What We Are Owed
Thoughts on the question: Does a writer owe anything to their readers?
1. A blind item: A writer I think is really talented and original capable of making amazing things severely disappoints me with his current work. I want him to go back to the stuff he wrote near(ish) the beginning of his career. I usually read any of the new work, hoping for the old work to have come back, somehow.
1 a. This new writer-I-don’t-like-so-much came along and ate the writer-I-liked-a-lot. He swallowed him whole. It’s over. Sometimes I tell myself, “go read something else or write something better.”
1 c. I think about a good friend’s adorably woeful expression after she completed Lorrie Moore’s A Gate At The Stairs. “Don’t even think about reading it. Don’t put yourself through what I did,” she said. This friend loved every other word Lorrie Moore had ever written. A “bad” novel feels, somehow, like a personal insult.
2. Some writers say that the minute you think of your audience you’ve stopped writing.
3. A few readers acted as if Ben Marcus had personally come to their home and punched them in the face when he published a story in The New Yorker that didn’t look much like their favorite Ben Marcus stories.
4 a. Other writers think you must consider the reader, that you owe those eyes something.
4 b. So there is a distinction between the “reader” and the “audience,” and the message would be, don’t consider the audience, but do consider the reader?
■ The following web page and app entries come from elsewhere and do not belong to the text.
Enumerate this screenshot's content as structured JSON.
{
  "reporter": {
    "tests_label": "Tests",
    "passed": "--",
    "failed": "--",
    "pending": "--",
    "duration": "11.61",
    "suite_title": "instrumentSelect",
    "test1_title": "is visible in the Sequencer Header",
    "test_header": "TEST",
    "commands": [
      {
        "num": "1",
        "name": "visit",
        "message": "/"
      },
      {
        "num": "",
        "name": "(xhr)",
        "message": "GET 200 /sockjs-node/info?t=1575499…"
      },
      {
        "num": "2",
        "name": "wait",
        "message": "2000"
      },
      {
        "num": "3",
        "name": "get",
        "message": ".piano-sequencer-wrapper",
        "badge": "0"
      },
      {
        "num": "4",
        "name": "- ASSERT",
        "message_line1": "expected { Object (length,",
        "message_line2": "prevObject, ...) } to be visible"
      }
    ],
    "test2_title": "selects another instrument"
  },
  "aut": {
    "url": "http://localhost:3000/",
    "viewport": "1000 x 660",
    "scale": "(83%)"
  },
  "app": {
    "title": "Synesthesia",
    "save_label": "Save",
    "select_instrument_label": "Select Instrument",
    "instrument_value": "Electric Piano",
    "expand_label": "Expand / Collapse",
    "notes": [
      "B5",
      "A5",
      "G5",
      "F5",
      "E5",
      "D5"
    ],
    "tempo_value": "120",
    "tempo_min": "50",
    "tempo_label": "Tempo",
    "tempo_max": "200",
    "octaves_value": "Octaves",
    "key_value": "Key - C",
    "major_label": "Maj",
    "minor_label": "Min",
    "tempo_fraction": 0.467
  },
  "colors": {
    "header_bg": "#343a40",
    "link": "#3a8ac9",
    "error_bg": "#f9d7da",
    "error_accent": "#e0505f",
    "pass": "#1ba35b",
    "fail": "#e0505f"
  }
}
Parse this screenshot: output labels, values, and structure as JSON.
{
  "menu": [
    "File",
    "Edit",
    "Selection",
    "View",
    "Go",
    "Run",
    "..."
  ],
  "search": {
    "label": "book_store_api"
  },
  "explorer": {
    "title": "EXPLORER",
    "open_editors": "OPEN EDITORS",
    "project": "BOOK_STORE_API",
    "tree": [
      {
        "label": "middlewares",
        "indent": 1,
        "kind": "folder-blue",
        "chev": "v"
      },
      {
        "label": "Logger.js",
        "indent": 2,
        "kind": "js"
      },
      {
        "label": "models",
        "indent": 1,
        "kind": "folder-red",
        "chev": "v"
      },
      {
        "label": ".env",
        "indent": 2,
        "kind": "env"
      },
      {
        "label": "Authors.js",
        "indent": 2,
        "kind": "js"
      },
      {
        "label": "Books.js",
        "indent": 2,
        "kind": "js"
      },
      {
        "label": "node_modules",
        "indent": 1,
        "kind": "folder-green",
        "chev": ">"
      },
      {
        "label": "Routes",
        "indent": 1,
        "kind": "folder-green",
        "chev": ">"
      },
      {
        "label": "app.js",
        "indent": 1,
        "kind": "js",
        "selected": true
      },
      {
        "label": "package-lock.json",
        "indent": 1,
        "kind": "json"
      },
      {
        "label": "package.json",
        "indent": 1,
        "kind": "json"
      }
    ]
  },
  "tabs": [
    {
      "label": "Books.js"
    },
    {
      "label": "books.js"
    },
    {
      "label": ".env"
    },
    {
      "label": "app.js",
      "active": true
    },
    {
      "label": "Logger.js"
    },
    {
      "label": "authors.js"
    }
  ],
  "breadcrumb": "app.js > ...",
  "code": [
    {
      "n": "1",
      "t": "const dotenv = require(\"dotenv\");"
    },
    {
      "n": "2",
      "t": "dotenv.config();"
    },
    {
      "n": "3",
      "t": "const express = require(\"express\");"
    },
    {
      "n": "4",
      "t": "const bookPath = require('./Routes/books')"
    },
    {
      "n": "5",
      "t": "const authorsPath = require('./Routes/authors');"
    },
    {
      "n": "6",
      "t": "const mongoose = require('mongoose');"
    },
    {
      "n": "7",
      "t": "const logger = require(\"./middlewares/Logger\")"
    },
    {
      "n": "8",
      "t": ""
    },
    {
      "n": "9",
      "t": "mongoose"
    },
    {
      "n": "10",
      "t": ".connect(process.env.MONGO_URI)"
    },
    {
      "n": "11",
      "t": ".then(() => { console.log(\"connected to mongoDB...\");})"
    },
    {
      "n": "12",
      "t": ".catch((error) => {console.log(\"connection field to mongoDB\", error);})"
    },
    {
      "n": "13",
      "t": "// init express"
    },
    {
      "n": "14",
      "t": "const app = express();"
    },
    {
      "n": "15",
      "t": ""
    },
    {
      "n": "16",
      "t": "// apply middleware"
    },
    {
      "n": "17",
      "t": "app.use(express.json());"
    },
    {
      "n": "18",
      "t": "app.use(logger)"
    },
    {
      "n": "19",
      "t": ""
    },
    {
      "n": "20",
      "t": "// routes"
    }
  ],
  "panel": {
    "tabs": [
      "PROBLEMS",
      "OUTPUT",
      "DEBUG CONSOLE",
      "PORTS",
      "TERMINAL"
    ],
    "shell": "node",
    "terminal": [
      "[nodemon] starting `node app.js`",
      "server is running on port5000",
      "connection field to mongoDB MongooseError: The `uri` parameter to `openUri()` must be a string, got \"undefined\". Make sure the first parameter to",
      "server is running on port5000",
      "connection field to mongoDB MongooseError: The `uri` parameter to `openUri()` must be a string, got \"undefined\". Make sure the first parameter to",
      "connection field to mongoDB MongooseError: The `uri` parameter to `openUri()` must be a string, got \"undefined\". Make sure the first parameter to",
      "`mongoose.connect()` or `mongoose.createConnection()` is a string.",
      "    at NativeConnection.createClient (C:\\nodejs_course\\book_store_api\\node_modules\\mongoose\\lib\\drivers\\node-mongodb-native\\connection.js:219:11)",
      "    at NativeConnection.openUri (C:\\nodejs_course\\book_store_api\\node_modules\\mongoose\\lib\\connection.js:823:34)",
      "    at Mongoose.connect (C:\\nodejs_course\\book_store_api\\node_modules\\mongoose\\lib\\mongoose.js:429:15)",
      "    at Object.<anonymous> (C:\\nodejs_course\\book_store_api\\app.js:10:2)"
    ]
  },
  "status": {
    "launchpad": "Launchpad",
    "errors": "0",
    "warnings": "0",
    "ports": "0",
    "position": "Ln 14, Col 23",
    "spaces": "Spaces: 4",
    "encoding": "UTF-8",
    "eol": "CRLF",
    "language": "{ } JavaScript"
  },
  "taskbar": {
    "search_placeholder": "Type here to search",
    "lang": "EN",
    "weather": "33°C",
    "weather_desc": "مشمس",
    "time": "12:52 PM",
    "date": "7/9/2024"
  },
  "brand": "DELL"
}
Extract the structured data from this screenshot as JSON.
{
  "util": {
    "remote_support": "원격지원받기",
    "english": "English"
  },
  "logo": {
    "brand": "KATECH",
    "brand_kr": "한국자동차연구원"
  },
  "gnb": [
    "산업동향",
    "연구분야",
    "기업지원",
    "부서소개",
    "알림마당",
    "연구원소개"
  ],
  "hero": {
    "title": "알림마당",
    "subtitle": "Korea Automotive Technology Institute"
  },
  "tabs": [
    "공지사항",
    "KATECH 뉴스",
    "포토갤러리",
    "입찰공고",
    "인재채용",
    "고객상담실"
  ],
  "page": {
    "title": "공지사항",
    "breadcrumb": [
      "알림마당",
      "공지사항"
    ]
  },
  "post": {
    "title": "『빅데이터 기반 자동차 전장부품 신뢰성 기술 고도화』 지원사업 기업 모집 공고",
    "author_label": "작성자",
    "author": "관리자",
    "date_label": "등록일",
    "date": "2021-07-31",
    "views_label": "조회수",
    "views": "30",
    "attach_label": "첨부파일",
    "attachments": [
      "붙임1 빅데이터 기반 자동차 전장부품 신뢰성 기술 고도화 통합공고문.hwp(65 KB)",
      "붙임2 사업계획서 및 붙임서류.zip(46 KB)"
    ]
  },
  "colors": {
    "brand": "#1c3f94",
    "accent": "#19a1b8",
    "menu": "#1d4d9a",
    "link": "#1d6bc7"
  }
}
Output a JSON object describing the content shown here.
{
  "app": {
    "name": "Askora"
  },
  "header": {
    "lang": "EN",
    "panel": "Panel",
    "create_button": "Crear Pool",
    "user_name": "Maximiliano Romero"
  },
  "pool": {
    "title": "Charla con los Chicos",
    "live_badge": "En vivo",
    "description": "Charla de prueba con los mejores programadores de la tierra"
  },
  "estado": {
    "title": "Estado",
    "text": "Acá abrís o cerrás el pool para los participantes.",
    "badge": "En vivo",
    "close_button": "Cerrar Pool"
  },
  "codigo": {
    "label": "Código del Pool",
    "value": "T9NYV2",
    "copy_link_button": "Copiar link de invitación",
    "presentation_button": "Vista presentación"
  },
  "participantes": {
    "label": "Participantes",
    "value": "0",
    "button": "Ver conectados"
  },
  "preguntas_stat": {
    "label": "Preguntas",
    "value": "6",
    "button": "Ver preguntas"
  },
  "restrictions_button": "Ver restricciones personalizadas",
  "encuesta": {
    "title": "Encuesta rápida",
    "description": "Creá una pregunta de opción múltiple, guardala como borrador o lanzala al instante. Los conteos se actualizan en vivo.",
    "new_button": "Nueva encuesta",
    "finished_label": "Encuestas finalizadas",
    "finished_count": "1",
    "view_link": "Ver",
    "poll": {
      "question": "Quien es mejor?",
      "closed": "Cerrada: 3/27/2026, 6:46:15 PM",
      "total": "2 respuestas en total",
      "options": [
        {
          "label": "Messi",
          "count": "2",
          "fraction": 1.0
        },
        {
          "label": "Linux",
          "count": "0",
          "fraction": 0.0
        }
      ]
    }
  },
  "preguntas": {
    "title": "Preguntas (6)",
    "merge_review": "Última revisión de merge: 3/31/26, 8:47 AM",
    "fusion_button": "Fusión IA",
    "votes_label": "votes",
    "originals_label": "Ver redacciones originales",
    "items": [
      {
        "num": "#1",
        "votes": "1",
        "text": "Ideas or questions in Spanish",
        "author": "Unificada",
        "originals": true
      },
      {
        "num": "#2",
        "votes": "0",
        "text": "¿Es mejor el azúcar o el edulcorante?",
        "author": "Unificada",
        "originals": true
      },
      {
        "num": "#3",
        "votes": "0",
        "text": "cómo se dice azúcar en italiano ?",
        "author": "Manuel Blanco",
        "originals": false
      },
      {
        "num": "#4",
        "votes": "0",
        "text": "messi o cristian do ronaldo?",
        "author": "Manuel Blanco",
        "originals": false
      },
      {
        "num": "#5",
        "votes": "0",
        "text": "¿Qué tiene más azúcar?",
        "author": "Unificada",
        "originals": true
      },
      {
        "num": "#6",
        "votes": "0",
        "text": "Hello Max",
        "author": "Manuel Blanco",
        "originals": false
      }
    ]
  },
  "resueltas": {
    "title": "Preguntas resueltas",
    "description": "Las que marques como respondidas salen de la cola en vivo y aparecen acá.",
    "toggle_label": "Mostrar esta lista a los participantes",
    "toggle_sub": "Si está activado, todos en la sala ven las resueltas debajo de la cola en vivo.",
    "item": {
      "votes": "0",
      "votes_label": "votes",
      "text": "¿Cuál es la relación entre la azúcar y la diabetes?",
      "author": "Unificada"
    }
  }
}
Are we asking writers, then, to be in a more personal relationship with a faceless reader rather than be aware of what an audience, on average, might be expecting?
4 c. How does one make a bridge to those eyes moving across the page, the unspeaking mouth, the concentrated mind?
4 d. And can one consider the reader too much?
5 a. I once was at an author’s reading and there were questions at the end and a woman who had been sitting in the front row and staring hard at the author (I assumed it was some encouraging friend) asked a question that turned into a profuse and unyielding compliment that then turned to a love song that turned into an extended awkward moment while the woman asked the author, “How do you cope with it– telling stories so personal and touching people so directly?” Someone said she had a prozac quiver in her voice and I thought she was going to explode with tears.
5 b. The author just said he doesn’t, that it wasn’t his problem. He puts it out there and you turn it into whatever you want.